Glo momentarily flinched, but nothing happened.
“Seriously, can’t we just talk this over?” the wizard implored.
While Glo, kept the monkey busy, Donnie rushed over to the opposite wall. He spoke the words that invoked his magical boots, “Aranea Ascenditur,” then began to climb upward.
As Donnie reached the ceiling and clambered across, he caught a glimpse of the battle below. Lloyd and Fafnar were locked in a fierce struggle with the two golems. Magic had little effect on those creatures, so neither the fire or the ice the two warriors generated did any good. Yet Lloyd’s black blade appeared to be doing damage.
Of course. It’s made of star metal.
The material was so strong that it could cut through almost anything. Donnie hoped it would be enough to hold off the golems, at least until they could catch the monkey.
The slim elf was close to the chandelier now. Glo had the little simian completely turned in the opposite direction.
“I’m telling you, I’ll fry you!” the monkey threatened again. The creature abruptly shifted its aim toward Raven. “Forget that. I’ll fry your bird!”
Glo face darkened with anger. He leveled a finger back at the small primate. “If you’re not careful, you’re the one who’s going to get fried.”
The monkey responded by skittering around the chandelier. “Go ahead, take your best shot.”
Donnie sighed inwardly. This was not going to be easy. A sudden idea came to him from his days on the pirate coast. The slim elf reached back and pulled off his cloak. He wound it around his arm then waited until the monkey was nearest to him.
The end of the cloak shot out and wrapped around the simian’s waist. Donnie gave it a swift yank, and the monkey flew backwards right into his waiting arms.
Donnie spun the little primate around to face him. Its tiny body trembled with fear. Donnie felt a moment of remorse, then realized his friends’ lives were at stake.
“Call off your servants!” he barked at the small creature.
“Stop!” the monkey wailed at the top of its lungs.
Directly below them the two golems halted their attack. Lloyd appeared relatively fine, but Fafnar already had a couple of bruises.
Unfortunately, Donnie had taken his eye off his small captive. The monkey savagely twisted its body out of his grasp and fell to the floor below. It landed on all fours, then scampered toward the stairs with a loud cry, “Kill them all! Especially the thin elf!”

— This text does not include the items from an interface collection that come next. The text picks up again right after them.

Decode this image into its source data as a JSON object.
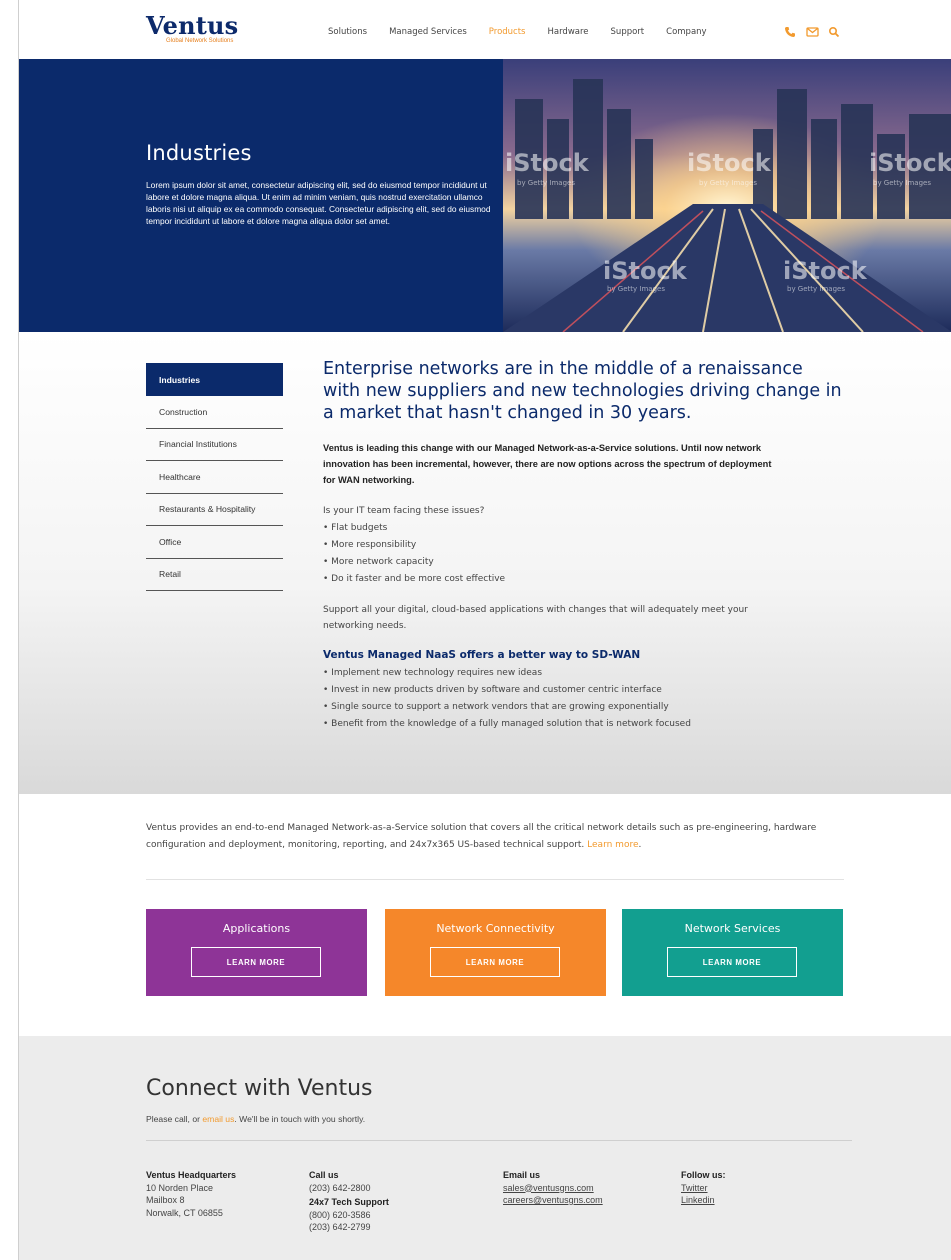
{
  "header": {
    "logo": "Ventus",
    "logo_tagline": "Global Network Solutions",
    "nav": [
      "Solutions",
      "Managed Services",
      "Products",
      "Hardware",
      "Support",
      "Company"
    ],
    "active_nav": "Products",
    "icons": [
      "phone-icon",
      "mail-icon",
      "search-icon"
    ],
    "accent_color": "#f29a2e"
  },
  "hero": {
    "title": "Industries",
    "text": "Lorem ipsum dolor sit amet, consectetur adipiscing elit, sed do eiusmod tempor incididunt ut labore et dolore magna aliqua. Ut enim ad minim veniam, quis nostrud exercitation ullamco laboris nisi ut aliquip ex ea commodo consequat. Consectetur adipiscing elit, sed do eiusmod tempor incididunt ut labore et dolore magna aliqua dolor set amet.",
    "watermark": "iStock",
    "watermark_sub": "by Getty Images",
    "bg_color": "#0b2a6b"
  },
  "sidebar": {
    "items": [
      "Industries",
      "Construction",
      "Financial Institutions",
      "Healthcare",
      "Restaurants & Hospitality",
      "Office",
      "Retail"
    ],
    "active": "Industries"
  },
  "main": {
    "lead": "Enterprise networks are in the middle of a renaissance with new suppliers and new technologies driving change in a market that hasn't changed in 30 years.",
    "intro": "Ventus is leading this change with our Managed Network-as-a-Service solutions. Until now network innovation has been incremental, however, there are now options across the spectrum of deployment for WAN networking.",
    "issues_heading": "Is your IT team facing these issues?",
    "issues": [
      "• Flat budgets",
      "• More responsibility",
      "• More network capacity",
      "• Do it faster and be more cost effective"
    ],
    "support": "Support all your digital, cloud-based applications with changes that will adequately meet your networking needs.",
    "naas_heading": "Ventus Managed NaaS offers a better way to SD-WAN",
    "naas": [
      "• Implement new technology requires new ideas",
      "• Invest in new products driven by software and customer centric interface",
      "• Single source to support a network vendors that are growing exponentially",
      "• Benefit from the knowledge of a fully managed solution that is network focused"
    ]
  },
  "services": {
    "text": "Ventus provides an end-to-end Managed Network-as-a-Service solution that covers all the critical network details such as pre-engineering, hardware configuration and deployment, monitoring, reporting, and 24x7x365 US-based technical support. ",
    "link": "Learn more",
    "link_suffix": ".",
    "cards": [
      {
        "title": "Applications",
        "button": "LEARN MORE",
        "color": "#8e3497"
      },
      {
        "title": "Network Connectivity",
        "button": "LEARN MORE",
        "color": "#f5872a"
      },
      {
        "title": "Network Services",
        "button": "LEARN MORE",
        "color": "#129f90"
      }
    ]
  },
  "footer": {
    "title": "Connect with Ventus",
    "sub_prefix": "Please call, or ",
    "sub_link": "email us",
    "sub_suffix": ". We'll be in touch with you shortly.",
    "hq": {
      "heading": "Ventus Headquarters",
      "lines": [
        "10 Norden Place",
        "Mailbox 8",
        "Norwalk, CT 06855"
      ]
    },
    "call": {
      "heading": "Call us",
      "phone": "(203) 642-2800",
      "support_heading": "24x7 Tech Support",
      "support_phones": [
        "(800) 620-3586",
        "(203) 642-2799"
      ]
    },
    "email": {
      "heading": "Email us",
      "addresses": [
        "sales@ventusgns.com",
        "careers@ventusgns.com"
      ]
    },
    "follow": {
      "heading": "Follow us:",
      "links": [
        "Twitter",
        "Linkedin"
      ]
    }
  }
}
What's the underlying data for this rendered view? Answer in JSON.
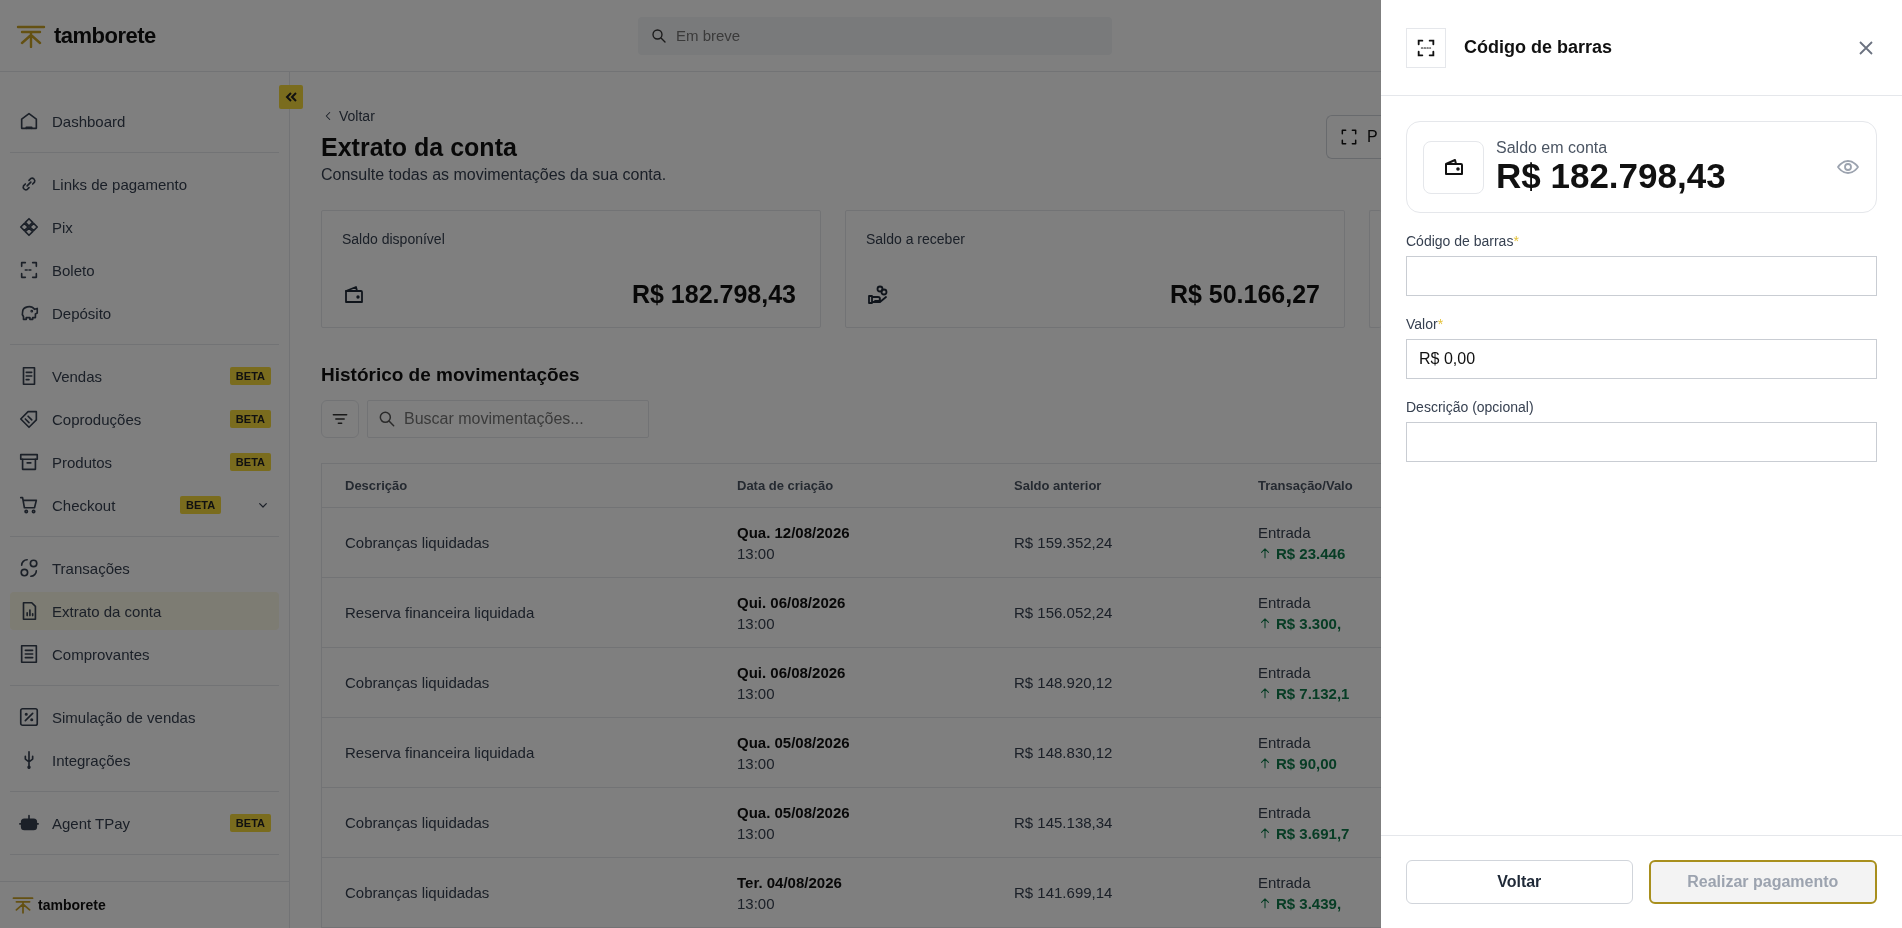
{
  "header": {
    "logo": "tamborete",
    "search": {
      "placeholder": "Em breve"
    }
  },
  "sidebar": {
    "groups": [
      [
        {
          "label": "Dashboard",
          "selected": false
        }
      ],
      [
        {
          "label": "Links de pagamento",
          "selected": false
        },
        {
          "label": "Pix",
          "selected": false
        },
        {
          "label": "Boleto",
          "selected": false
        },
        {
          "label": "Depósito",
          "selected": false
        }
      ],
      [
        {
          "label": "Vendas",
          "badge": "BETA",
          "selected": false
        },
        {
          "label": "Coproduções",
          "badge": "BETA",
          "selected": false
        },
        {
          "label": "Produtos",
          "badge": "BETA",
          "selected": false
        },
        {
          "label": "Checkout",
          "badge": "BETA",
          "selected": false,
          "expanded": false
        }
      ],
      [
        {
          "label": "Transações",
          "selected": false
        },
        {
          "label": "Extrato da conta",
          "selected": true
        },
        {
          "label": "Comprovantes",
          "selected": false
        }
      ],
      [
        {
          "label": "Simulação de vendas",
          "selected": false
        },
        {
          "label": "Integrações",
          "selected": false
        }
      ],
      [
        {
          "label": "Agent TPay",
          "badge": "BETA",
          "selected": false
        }
      ]
    ],
    "footer_logo": "tamborete"
  },
  "page": {
    "back_link": "Voltar",
    "title": "Extrato da conta",
    "subtitle": "Consulte todas as movimentações da sua conta.",
    "action_button": "P",
    "cards": [
      {
        "label": "Saldo disponível",
        "value": "R$ 182.798,43"
      },
      {
        "label": "Saldo a receber",
        "value": "R$ 50.166,27"
      }
    ],
    "history": {
      "title": "Histórico de movimentações",
      "search": {
        "placeholder": "Buscar movimentações..."
      },
      "table": {
        "columns": [
          "Descrição",
          "Data de criação",
          "Saldo anterior",
          "Transação/Valo"
        ],
        "rows": [
          {
            "description": "Cobranças liquidadas",
            "date": "Qua. 12/08/2026",
            "time": "13:00",
            "balance": "R$ 159.352,24",
            "type": "Entrada",
            "amount": "R$ 23.446"
          },
          {
            "description": "Reserva financeira liquidada",
            "date": "Qui. 06/08/2026",
            "time": "13:00",
            "balance": "R$ 156.052,24",
            "type": "Entrada",
            "amount": "R$ 3.300,"
          },
          {
            "description": "Cobranças liquidadas",
            "date": "Qui. 06/08/2026",
            "time": "13:00",
            "balance": "R$ 148.920,12",
            "type": "Entrada",
            "amount": "R$ 7.132,1"
          },
          {
            "description": "Reserva financeira liquidada",
            "date": "Qua. 05/08/2026",
            "time": "13:00",
            "balance": "R$ 148.830,12",
            "type": "Entrada",
            "amount": "R$ 90,00"
          },
          {
            "description": "Cobranças liquidadas",
            "date": "Qua. 05/08/2026",
            "time": "13:00",
            "balance": "R$ 145.138,34",
            "type": "Entrada",
            "amount": "R$ 3.691,7"
          },
          {
            "description": "Cobranças liquidadas",
            "date": "Ter. 04/08/2026",
            "time": "13:00",
            "balance": "R$ 141.699,14",
            "type": "Entrada",
            "amount": "R$ 3.439,"
          }
        ]
      }
    }
  },
  "drawer": {
    "title": "Código de barras",
    "balance": {
      "label": "Saldo em conta",
      "value": "R$ 182.798,43"
    },
    "fields": [
      {
        "label": "Código de barras",
        "mark": "*"
      },
      {
        "label": "Valor",
        "mark": "*",
        "value": "R$ 0,00"
      },
      {
        "label": "Descrição (opcional)"
      }
    ],
    "buttons": [
      {
        "label": "Voltar",
        "kind": "secondary",
        "disabled": false
      },
      {
        "label": "Realizar pagamento",
        "kind": "primary",
        "disabled": true
      }
    ]
  }
}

Donnie cursed himself as he leapt from the ceiling to the floor below. A puddle of grease suddenly appeared in front of the monkey, yet the agile creature slid through it, shooting out into the stairwell.
Elladan snapped his fingers. “Dragon dung! I thought I had him!”
As Donnie skirted around the puddle, Glo and Raven shot through the air past him. Donnie was right behind them as they hastened after their quarry.
The monkey careened down the stairs, screaming for help the entire time.
“I hope there aren’t more of those golems,” Donnie yelled to Glo.
“There are more,” the little simian taunted over its shoulder. “A lot more!”
Donnie cast a quick glance at Glo. “If we don’t stop him soon, we’re all as good as dead.”
The monkey reached the next landing and skittered through the doorway. The two elves passed through the threshold a few moments later. This was another circular room similar to the two above them, but this one was decorated like a dining area.
The monkey leapt onto the dinner table and skittered along its length, still screaming for help. Glo went around the one side avoiding the chandeliers while Donnie hurried down the other.
The nimble elf reached the end of the table just before the monkey, but the agile simian leapt right over his head. Donnie grasped for the creature nonetheless, but it was too late.
Yet before it could reach the doorway, a black blur swept in front of it. Raven hovered before the little simian, blocking its path.
“I warned you not to get in my way!” the monkey jeered. It swiped a long limb at the black bird knocking it out of the air.
A scream erupted from behind Donnie, the slight elf flinching as a red-hot beam shot past him. It connected with the monkey, the small creature immediately erupting into flames. Hot fur flew in all directions. By the time it hit the ground, all that was left of the little monkey was a single paw.